La Boite & Playlab. The Dead Devils of Cockle Creek. Pictured L-R Emily Weir, Julian Curtis. Image by Dylan Evans_preview.jpeg

Aesthetically, the staging provides a perfect accompaniment to the story’s ultimate brutality. Vilma Mattila’s open hut design is almost cosily simple, with lighting, sound and costume design also adding to the predominantly earthy environmental feel. What really brings the story to shocking life, however, are the powerful and provocative performances. The actors are universally excellent in revealing their characters’ shades of good and evil, and their realisations of their idiosyncrasies are consistently layered, and not just because of their on-point accents. Weir is energetic in her sanctimony in lead of the charge for environmental change and Batchelor commands the stage as the violent O’Toole, despite being tied to a chair for much of the time, creating some of the most hilarious moments in his pithy one-liners. Curtis and Tsukakoshi similarly bring much comedy to the work’s complex contradictions.

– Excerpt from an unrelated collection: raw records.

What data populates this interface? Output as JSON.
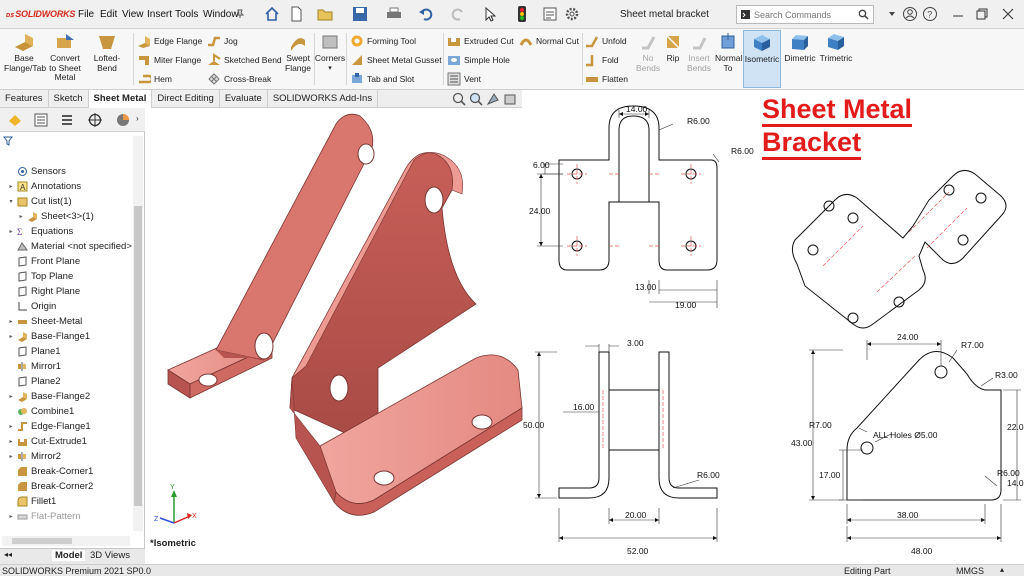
{
  "app": {
    "logo_text": "SOLIDWORKS",
    "menu": [
      "File",
      "Edit",
      "View",
      "Insert",
      "Tools",
      "Window"
    ],
    "document_title": "Sheet metal bracket",
    "search_placeholder": "Search Commands"
  },
  "ribbon": {
    "buttons": {
      "base_flange": "Base Flange/Tab",
      "convert": "Convert to Sheet Metal",
      "lofted_bend": "Lofted-Bend",
      "edge_flange": "Edge Flange",
      "miter_flange": "Miter Flange",
      "hem": "Hem",
      "jog": "Jog",
      "sketched_bend": "Sketched Bend",
      "cross_break": "Cross-Break",
      "swept_flange": "Swept Flange",
      "corners": "Corners",
      "forming_tool": "Forming Tool",
      "sm_gusset": "Sheet Metal Gusset",
      "tab_slot": "Tab and Slot",
      "extruded_cut": "Extruded Cut",
      "simple_hole": "Simple Hole",
      "vent": "Vent",
      "normal_cut": "Normal Cut",
      "unfold": "Unfold",
      "fold": "Fold",
      "flatten": "Flatten",
      "no_bends": "No Bends",
      "rip": "Rip",
      "insert_bends": "Insert Bends",
      "normal_to": "Normal To",
      "isometric": "Isometric",
      "dimetric": "Dimetric",
      "trimetric": "Trimetric"
    }
  },
  "tabs": [
    "Features",
    "Sketch",
    "Sheet Metal",
    "Direct Editing",
    "Evaluate",
    "SOLIDWORKS Add-Ins"
  ],
  "active_tab": "Sheet Metal",
  "tree": [
    {
      "label": "Sensors",
      "icon": "sensor-icon",
      "arrow": false
    },
    {
      "label": "Annotations",
      "icon": "annotation-icon",
      "arrow": true
    },
    {
      "label": "Cut list(1)",
      "icon": "cutlist-icon",
      "arrow": true,
      "open": true
    },
    {
      "label": "Sheet<3>(1)",
      "icon": "sheet-icon",
      "arrow": true,
      "indent": 1
    },
    {
      "label": "Equations",
      "icon": "equation-icon",
      "arrow": true
    },
    {
      "label": "Material <not specified>",
      "icon": "material-icon",
      "arrow": false
    },
    {
      "label": "Front Plane",
      "icon": "plane-icon",
      "arrow": false
    },
    {
      "label": "Top Plane",
      "icon": "plane-icon",
      "arrow": false
    },
    {
      "label": "Right Plane",
      "icon": "plane-icon",
      "arrow": false
    },
    {
      "label": "Origin",
      "icon": "origin-icon",
      "arrow": false
    },
    {
      "label": "Sheet-Metal",
      "icon": "sheetmetal-icon",
      "arrow": true
    },
    {
      "label": "Base-Flange1",
      "icon": "flange-icon",
      "arrow": true
    },
    {
      "label": "Plane1",
      "icon": "plane-icon",
      "arrow": false
    },
    {
      "label": "Mirror1",
      "icon": "mirror-icon",
      "arrow": false
    },
    {
      "label": "Plane2",
      "icon": "plane-icon",
      "arrow": false
    },
    {
      "label": "Base-Flange2",
      "icon": "flange-icon",
      "arrow": true
    },
    {
      "label": "Combine1",
      "icon": "combine-icon",
      "arrow": false
    },
    {
      "label": "Edge-Flange1",
      "icon": "edgeflange-icon",
      "arrow": true
    },
    {
      "label": "Cut-Extrude1",
      "icon": "cut-icon",
      "arrow": true
    },
    {
      "label": "Mirror2",
      "icon": "mirror-icon",
      "arrow": true
    },
    {
      "label": "Break-Corner1",
      "icon": "corner-icon",
      "arrow": false
    },
    {
      "label": "Break-Corner2",
      "icon": "corner-icon",
      "arrow": false
    },
    {
      "label": "Fillet1",
      "icon": "fillet-icon",
      "arrow": false
    },
    {
      "label": "Flat-Pattern",
      "icon": "flatpattern-icon",
      "arrow": true,
      "dim": true
    }
  ],
  "bottom_tabs": [
    "Model",
    "3D Views"
  ],
  "viewport": {
    "view_label": "*Isometric"
  },
  "status": {
    "left": "SOLIDWORKS Premium 2021 SP0.0",
    "mode": "Editing Part",
    "units": "MMGS"
  },
  "headline": {
    "line1": "Sheet Metal",
    "line2": "Bracket"
  },
  "drawing": {
    "top_view": {
      "d14": "14.00",
      "r6a": "R6.00",
      "r6b": "R6.00",
      "d6": "6.00",
      "d24": "24.00",
      "d13": "13.00",
      "d19": "19.00"
    },
    "front_view": {
      "d3": "3.00",
      "d16": "16.00",
      "d50": "50.00",
      "r6": "R6.00",
      "d20": "20.00",
      "d52": "52.00"
    },
    "side_view": {
      "d24": "24.00",
      "r7a": "R7.00",
      "r3": "R3.00",
      "r7b": "R7.00",
      "holes": "ALL Holes Ø5.00",
      "d43": "43.00",
      "d17": "17.00",
      "d22": "22.0",
      "r6": "R6.00",
      "d14": "14.0",
      "d38": "38.00",
      "d48": "48.00"
    }
  },
  "colors": {
    "part": "#e07a72",
    "part_dark": "#b6514c",
    "part_light": "#f2a9a2",
    "accent": "#e31b1b"
  }
}
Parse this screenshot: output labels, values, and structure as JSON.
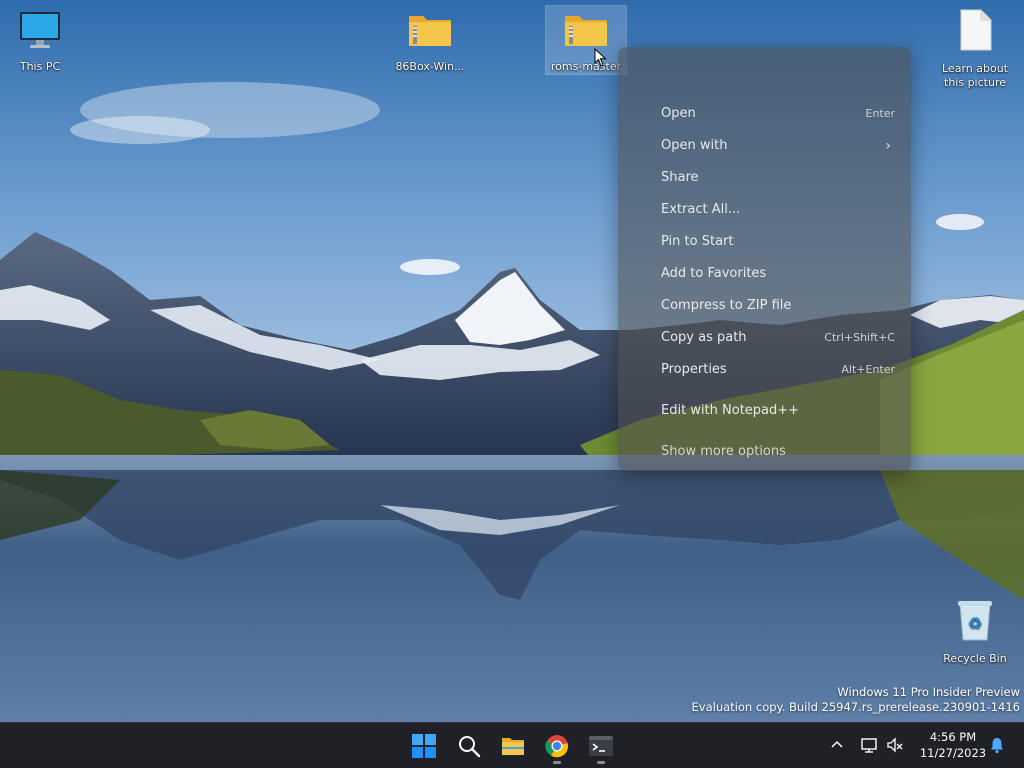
{
  "desktop": {
    "icons": [
      {
        "label": "This PC",
        "icon": "monitor-icon"
      },
      {
        "label": "86Box-Win...",
        "icon": "zip-folder-icon"
      },
      {
        "label": "roms-master",
        "icon": "zip-folder-icon"
      },
      {
        "label": "Learn about this picture",
        "icon": "document-icon"
      },
      {
        "label": "Recycle Bin",
        "icon": "recycle-bin-icon"
      }
    ]
  },
  "context_menu": {
    "items": [
      {
        "label": "Open",
        "shortcut": "Enter"
      },
      {
        "label": "Open with",
        "submenu": true
      },
      {
        "label": "Share"
      },
      {
        "label": "Extract All..."
      },
      {
        "label": "Pin to Start"
      },
      {
        "label": "Add to Favorites"
      },
      {
        "label": "Compress to ZIP file"
      },
      {
        "label": "Copy as path",
        "shortcut": "Ctrl+Shift+C"
      },
      {
        "label": "Properties",
        "shortcut": "Alt+Enter"
      },
      {
        "label": "Edit with Notepad++"
      },
      {
        "label": "Show more options"
      }
    ]
  },
  "watermark": {
    "line1": "Windows 11 Pro Insider Preview",
    "line2": "Evaluation copy. Build 25947.rs_prerelease.230901-1416"
  },
  "taskbar": {
    "pinned": [
      {
        "icon": "windows-start-icon",
        "running": false
      },
      {
        "icon": "search-icon",
        "running": false
      },
      {
        "icon": "file-explorer-icon",
        "running": false
      },
      {
        "icon": "chrome-icon",
        "running": true
      },
      {
        "icon": "terminal-icon",
        "running": true
      }
    ],
    "tray": {
      "icons": [
        "chevron-up-icon",
        "network-icon",
        "volume-muted-icon",
        "notification-bell-icon"
      ]
    },
    "clock": {
      "time": "4:56 PM",
      "date": "11/27/2023"
    }
  },
  "colors": {
    "taskbar_bg": "#1f2126",
    "menu_bg": "rgba(78,78,78,0.58)",
    "windows_blue": "#1e90ff",
    "folder_yellow": "#f4c54b"
  }
}
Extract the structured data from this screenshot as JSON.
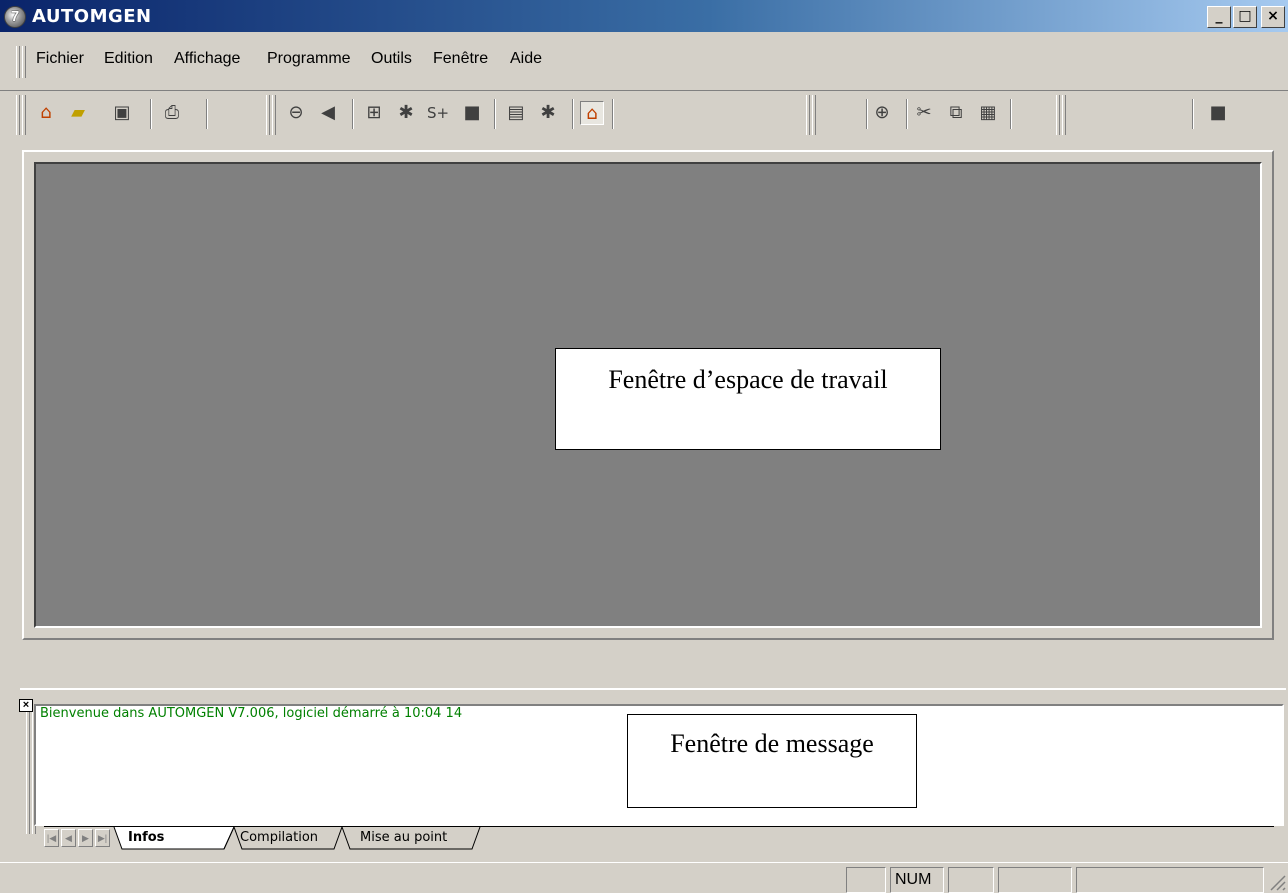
{
  "window": {
    "title": "AUTOMGEN",
    "icon_glyph": "7",
    "minimize": "_",
    "maximize": "□",
    "close": "×"
  },
  "menu": {
    "items": [
      "Fichier",
      "Edition",
      "Affichage",
      "Programme",
      "Outils",
      "Fenêtre",
      "Aide"
    ]
  },
  "toolbar": {
    "icons": [
      "new-project-icon",
      "open-folder-icon",
      "save-icon",
      "print-icon",
      "zoom-out-icon",
      "arrow-icon",
      "expand-icon",
      "compile-icon",
      "step-icon",
      "stop-icon",
      "new-document-icon",
      "go-icon",
      "project-active-icon",
      "zoom-in-icon",
      "cut-icon",
      "copy-icon",
      "paste-icon",
      "color-box-icon"
    ]
  },
  "workspace": {
    "callout": "Fenêtre d’espace de travail"
  },
  "messages": {
    "close_glyph": "×",
    "line": "Bienvenue dans AUTOMGEN V7.006, logiciel démarré à 10:04 14",
    "callout": "Fenêtre de message",
    "tabs": [
      "Infos",
      "Compilation",
      "Mise au point"
    ],
    "text_color": "#008000"
  },
  "statusbar": {
    "num": "NUM"
  }
}
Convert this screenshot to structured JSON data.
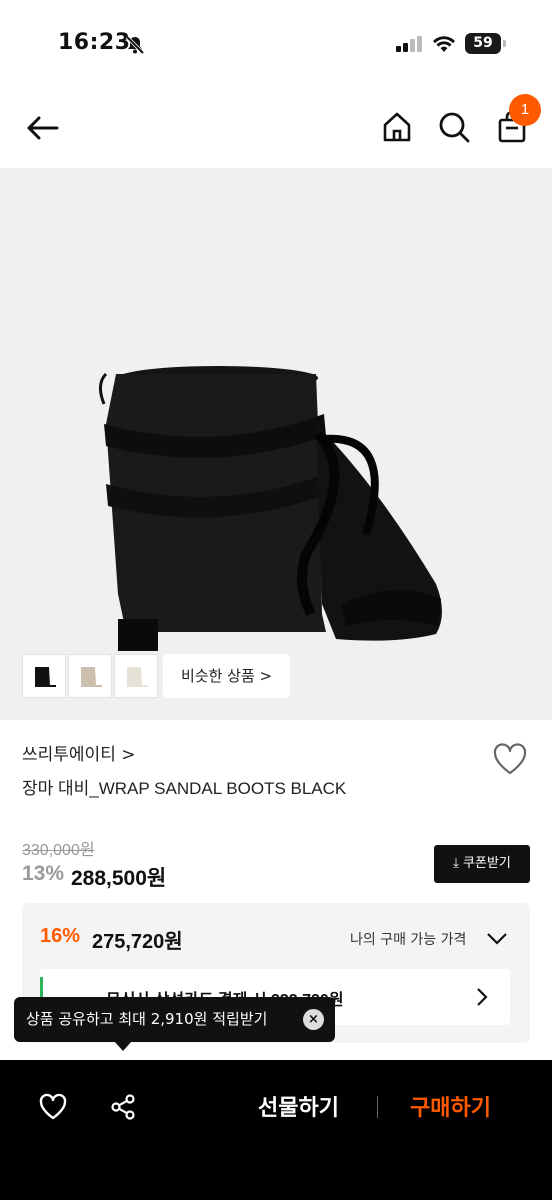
{
  "status_bar": {
    "time": "16:23",
    "battery": "59"
  },
  "header": {
    "cart_count": "1"
  },
  "gallery": {
    "similar_label": "비슷한 상품 >"
  },
  "product": {
    "brand": "쓰리투에이티 >",
    "name": "장마 대비_WRAP SANDAL BOOTS BLACK",
    "original_price": "330,000원",
    "discount_rate": "13%",
    "price": "288,500원",
    "coupon_label": "⤓ 쿠폰받기"
  },
  "my_price": {
    "discount_rate": "16%",
    "price": "275,720원",
    "label": "나의 구매 가능 가격",
    "card_offer": "무신사 삼성카드 결제 시 233,720원"
  },
  "toast": {
    "text": "상품 공유하고 최대 2,910원 적립받기",
    "close_icon": "×"
  },
  "bottom_bar": {
    "gift_label": "선물하기",
    "buy_label": "구매하기"
  },
  "colors": {
    "accent": "#ff5a00",
    "dark": "#111111",
    "hero_bg": "#f0f0f0"
  }
}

La Boite & Playlab. The Dead Devils of Cockle Creek. Pictured L-R Kimie Tsukakoshi, Julian Curtis. Image by Dylan Evans_preview.jpeg

“The Dead Devils of Cockle Creek” is intense theatre at its very best. In director Ian Lawson’s hands, it is in-your-face and remorseless in its raise of important issues, but also reflective in its speak to the truth of confusion and concern of the world at the moment. Indeed, there is no happy ending here, but certainly much humour along the way, making for a memorable theatrical experience.

Photos c/o – Dylan Evans